Action item -> The lines to be copied are those below that contain "NewFile".

____

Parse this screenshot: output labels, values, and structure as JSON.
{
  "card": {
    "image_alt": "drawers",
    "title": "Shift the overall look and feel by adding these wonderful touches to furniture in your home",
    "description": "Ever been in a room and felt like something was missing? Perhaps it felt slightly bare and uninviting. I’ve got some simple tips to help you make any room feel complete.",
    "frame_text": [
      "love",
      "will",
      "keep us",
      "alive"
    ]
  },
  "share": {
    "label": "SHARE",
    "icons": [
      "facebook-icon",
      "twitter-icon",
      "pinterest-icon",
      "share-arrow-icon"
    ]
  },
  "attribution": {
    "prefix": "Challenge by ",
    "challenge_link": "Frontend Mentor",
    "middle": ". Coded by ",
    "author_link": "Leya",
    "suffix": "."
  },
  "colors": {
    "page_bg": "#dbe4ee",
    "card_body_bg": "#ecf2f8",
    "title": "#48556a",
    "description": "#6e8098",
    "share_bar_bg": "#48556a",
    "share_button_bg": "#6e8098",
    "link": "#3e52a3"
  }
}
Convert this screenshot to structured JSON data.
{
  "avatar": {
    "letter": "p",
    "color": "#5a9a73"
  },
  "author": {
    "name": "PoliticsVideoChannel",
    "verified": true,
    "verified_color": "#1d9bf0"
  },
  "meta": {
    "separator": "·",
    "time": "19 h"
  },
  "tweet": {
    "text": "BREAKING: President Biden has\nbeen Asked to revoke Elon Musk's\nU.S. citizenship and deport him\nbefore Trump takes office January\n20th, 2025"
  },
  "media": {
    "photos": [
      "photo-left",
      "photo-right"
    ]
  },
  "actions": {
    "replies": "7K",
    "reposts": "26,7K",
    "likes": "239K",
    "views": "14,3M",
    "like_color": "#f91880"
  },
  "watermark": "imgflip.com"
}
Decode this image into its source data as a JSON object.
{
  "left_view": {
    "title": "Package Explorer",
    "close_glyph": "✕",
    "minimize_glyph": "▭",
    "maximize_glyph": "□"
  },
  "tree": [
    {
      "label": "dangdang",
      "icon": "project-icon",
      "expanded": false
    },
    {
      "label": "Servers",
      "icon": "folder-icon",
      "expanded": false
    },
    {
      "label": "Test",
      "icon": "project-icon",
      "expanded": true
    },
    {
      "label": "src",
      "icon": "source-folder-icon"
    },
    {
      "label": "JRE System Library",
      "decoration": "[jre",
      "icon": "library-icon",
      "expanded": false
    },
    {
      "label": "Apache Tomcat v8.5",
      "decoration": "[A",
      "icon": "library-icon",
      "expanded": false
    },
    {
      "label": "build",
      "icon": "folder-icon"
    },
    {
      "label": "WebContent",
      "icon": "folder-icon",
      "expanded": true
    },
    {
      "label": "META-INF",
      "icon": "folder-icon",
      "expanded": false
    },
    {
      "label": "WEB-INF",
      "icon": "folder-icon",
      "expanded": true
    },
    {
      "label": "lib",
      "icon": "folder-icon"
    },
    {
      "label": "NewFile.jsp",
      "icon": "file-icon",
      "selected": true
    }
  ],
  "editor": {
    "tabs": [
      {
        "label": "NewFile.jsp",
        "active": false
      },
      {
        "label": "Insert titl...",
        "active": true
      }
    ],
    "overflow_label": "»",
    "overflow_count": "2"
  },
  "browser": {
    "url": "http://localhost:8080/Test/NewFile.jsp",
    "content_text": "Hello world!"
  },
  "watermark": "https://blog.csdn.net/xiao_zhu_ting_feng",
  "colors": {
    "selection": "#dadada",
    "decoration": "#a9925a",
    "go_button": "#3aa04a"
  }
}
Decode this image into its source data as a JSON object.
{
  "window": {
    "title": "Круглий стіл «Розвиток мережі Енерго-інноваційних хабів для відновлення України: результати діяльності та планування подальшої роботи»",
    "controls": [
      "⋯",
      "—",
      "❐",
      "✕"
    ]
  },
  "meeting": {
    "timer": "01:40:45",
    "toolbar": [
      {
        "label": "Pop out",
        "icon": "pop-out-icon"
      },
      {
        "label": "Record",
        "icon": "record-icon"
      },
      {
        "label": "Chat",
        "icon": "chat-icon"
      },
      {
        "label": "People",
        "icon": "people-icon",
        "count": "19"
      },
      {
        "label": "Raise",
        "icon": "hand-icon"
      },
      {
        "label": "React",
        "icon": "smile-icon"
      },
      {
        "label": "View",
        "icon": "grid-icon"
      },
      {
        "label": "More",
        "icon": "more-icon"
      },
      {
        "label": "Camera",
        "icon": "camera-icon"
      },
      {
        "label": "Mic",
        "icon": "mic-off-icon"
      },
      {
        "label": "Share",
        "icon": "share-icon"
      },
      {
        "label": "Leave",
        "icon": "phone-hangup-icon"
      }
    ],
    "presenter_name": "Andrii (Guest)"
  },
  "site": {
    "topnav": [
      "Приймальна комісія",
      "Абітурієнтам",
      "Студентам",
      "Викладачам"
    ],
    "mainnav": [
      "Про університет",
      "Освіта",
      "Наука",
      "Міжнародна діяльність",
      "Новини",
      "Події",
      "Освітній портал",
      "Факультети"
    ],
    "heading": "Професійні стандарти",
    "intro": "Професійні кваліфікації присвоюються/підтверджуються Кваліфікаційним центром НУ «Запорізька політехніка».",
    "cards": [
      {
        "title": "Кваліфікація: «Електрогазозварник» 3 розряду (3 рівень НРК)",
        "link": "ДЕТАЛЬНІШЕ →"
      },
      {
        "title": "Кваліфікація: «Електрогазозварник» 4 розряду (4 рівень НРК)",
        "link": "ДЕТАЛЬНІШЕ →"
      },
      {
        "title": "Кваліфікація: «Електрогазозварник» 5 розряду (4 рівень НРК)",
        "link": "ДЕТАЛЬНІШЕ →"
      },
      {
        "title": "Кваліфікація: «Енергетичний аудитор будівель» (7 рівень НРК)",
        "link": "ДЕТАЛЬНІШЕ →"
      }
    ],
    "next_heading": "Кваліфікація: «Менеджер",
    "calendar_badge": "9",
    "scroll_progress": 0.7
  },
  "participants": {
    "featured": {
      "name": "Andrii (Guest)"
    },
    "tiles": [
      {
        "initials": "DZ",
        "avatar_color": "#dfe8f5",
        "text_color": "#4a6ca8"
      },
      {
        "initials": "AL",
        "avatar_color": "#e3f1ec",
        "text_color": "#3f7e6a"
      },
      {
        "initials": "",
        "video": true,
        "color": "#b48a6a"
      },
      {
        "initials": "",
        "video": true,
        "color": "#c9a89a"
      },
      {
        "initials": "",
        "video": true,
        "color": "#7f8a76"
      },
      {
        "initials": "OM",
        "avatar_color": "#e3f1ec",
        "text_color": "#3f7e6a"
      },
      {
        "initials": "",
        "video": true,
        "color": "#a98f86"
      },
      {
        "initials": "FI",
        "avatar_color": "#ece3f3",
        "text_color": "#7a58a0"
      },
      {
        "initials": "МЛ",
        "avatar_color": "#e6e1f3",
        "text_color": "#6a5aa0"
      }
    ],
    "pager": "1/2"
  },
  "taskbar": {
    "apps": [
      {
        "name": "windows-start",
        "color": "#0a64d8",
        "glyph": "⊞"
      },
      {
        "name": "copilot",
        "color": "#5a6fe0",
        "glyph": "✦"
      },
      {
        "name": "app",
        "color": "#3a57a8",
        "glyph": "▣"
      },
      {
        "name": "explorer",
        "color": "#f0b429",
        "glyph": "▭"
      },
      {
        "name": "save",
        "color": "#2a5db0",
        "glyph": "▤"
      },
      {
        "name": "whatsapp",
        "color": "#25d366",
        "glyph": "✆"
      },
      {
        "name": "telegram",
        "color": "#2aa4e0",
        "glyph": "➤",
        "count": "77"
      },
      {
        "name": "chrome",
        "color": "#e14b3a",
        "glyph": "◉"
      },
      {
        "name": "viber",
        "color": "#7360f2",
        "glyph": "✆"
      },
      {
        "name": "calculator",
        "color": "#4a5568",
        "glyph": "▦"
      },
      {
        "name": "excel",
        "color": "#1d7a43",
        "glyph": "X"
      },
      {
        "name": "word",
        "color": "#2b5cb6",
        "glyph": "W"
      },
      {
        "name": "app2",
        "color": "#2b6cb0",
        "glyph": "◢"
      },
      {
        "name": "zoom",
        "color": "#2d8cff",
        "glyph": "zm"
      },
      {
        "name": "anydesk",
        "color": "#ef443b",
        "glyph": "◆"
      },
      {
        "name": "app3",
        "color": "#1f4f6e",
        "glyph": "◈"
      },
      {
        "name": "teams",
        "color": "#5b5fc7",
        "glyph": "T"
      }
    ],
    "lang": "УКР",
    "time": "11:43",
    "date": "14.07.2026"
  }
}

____

Answer box ->
      "label": "NewFile.jsp",
        "label": "NewFile.jsp",
    "url": "http://localhost:8080/Test/NewFile.jsp",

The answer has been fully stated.